While North Carolina's rural communities have long been blessed with committed, hard-working leaders, many do not have the necessary resources to plan strategically for the future they desire. In response, the North Carolina Rural Prosperity Task Force recommended in February 2000 a Sustainable Communities Initiative to equip rural communities with the tools they need to meet the economic, social, educational, civic and environmental challenges of the new century. The task force directed the Rural Center to champion and coordinate the effort.

 

Project overview

The Rural Center began development of the Sustainable Communities Initiative in the spring of 2000 with the following goals:

  • To increase access to leadership development opportunities for rural leaders, particularly those who live and work in distressed communities;
  • To increase access to technical assistance and financial resources that help rural communities build internal capacity for the development of sustainable economies and communities;
  • To increase community capacity to solve multidimensional problems through the use of inclusive problem-solving and planning processes; and
  • To increase community ability to develop and implement sustainable economic development projects in distressed communities.

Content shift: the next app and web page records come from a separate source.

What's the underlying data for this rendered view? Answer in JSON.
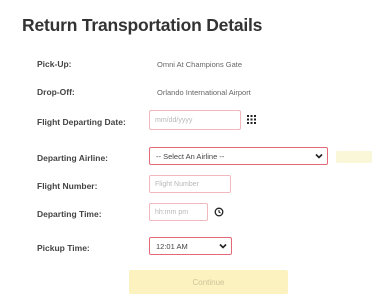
{
  "page": {
    "title": "Return Transportation Details"
  },
  "pickup": {
    "label": "Pick-Up:",
    "value": "Omni At Champions Gate"
  },
  "dropoff": {
    "label": "Drop-Off:",
    "value": "Orlando International Airport"
  },
  "departing_date": {
    "label": "Flight Departing Date:",
    "placeholder": "mm/dd/yyyy",
    "icon": "calendar-icon"
  },
  "airline": {
    "label": "Departing Airline:",
    "selected": "-- Select An Airline --",
    "icon": "chevron-down-icon"
  },
  "flight_number": {
    "label": "Flight Number:",
    "placeholder": "Flight Number"
  },
  "departing_time": {
    "label": "Departing Time:",
    "placeholder": "hh:mm pm",
    "icon": "clock-icon"
  },
  "pickup_time": {
    "label": "Pickup Time:",
    "selected": "12:01 AM",
    "icon": "chevron-down-icon"
  },
  "buttons": {
    "continue": "Continue"
  },
  "colors": {
    "field_border": "#e26a78",
    "continue_bg": "#fbf2bf"
  }
}
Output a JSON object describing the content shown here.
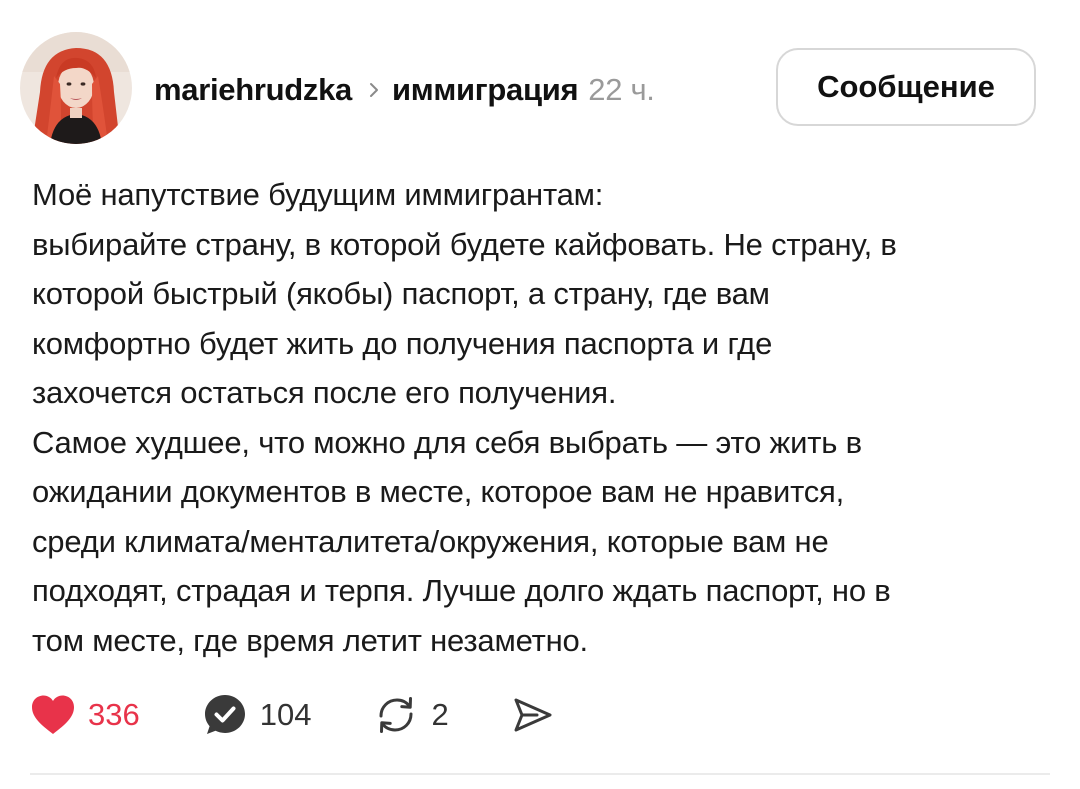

Toward this end, the Sustainable Communities Initiative is being designed around the following three components:

 

A rural leadership development fund. The objective of the Leadership Opportunities Fund will be to provide needs-based scholarships to present and future rural leaders who wish to participate in leadership development programs. Emphasis will be placed on programs that provide training in community collaboration and comprehensive economic development. As a first step, the Rural Center will conduct an assessment to identify community leadership needs and eligible leadership programs.

 

A rural technical assistance program. The Civic Enterprise Planning and Support Program will serve to help rural communities undertake collaborative and comprehensive planning to solve local problems and to connect to an array of resources and services. The program is an outgrowth of the work undertaken by MDC Inc. with the support of the Z. Smith Reynolds Foundation and the involvement of state, nonprofit and community organizations.

 

A model civic venture fund. The Civic Venture Fund will provide a dedicated source of grant money to help communities implement projects that address multiple, integrated issues and result in sustainable enterprises and communities. The fund will support projects that can demonstrate a clear return on the investment—including civic, economic, social, environmental and educational returns.

 

Timeline

The initiative will be divided into three major steps to take place over five years.

 

Phase I will involve planning and development of the initiative's three major program components. Also included in Phase I will be the creation and start-up of a Sustainable Communities Advisory Council.

 

Phase II will involve funding development and program initiation, and Phase III will involve planning for the programs' long term future. Phases I and II will be accomplished in the first two years of the demonstration cycle. Phase III will be accomplished during the last three years of the cycle.

 

Funding

Funding for the Sustainable Communities Initiative will be provided through a variety of public and privates sources. To date, funds have been committed by the Z. Smith Reynolds Foundation, Mary Duke Biddle Foundation, Appalachian Regional Commission and anonymous sources.

 

Progress to date

The Sustainable Communities Initiative is in its infancy, with the Rural Center and its partners beginning to shape the vision presented by the North Carolina Rural Prosperity Task Force.

 

In October 2000, the Sustainable Communities Advisory Council will be named to aid in establishing the initiative. The council will be made up of task force members, state and local government leaders, educational organizations serving rural areas, representatives of nonprofits reflecting diverse rural interests and representatives of groups that may be potential users of the initiative's programs. The council will initially serve to develop the framework for each of the initiative's major components.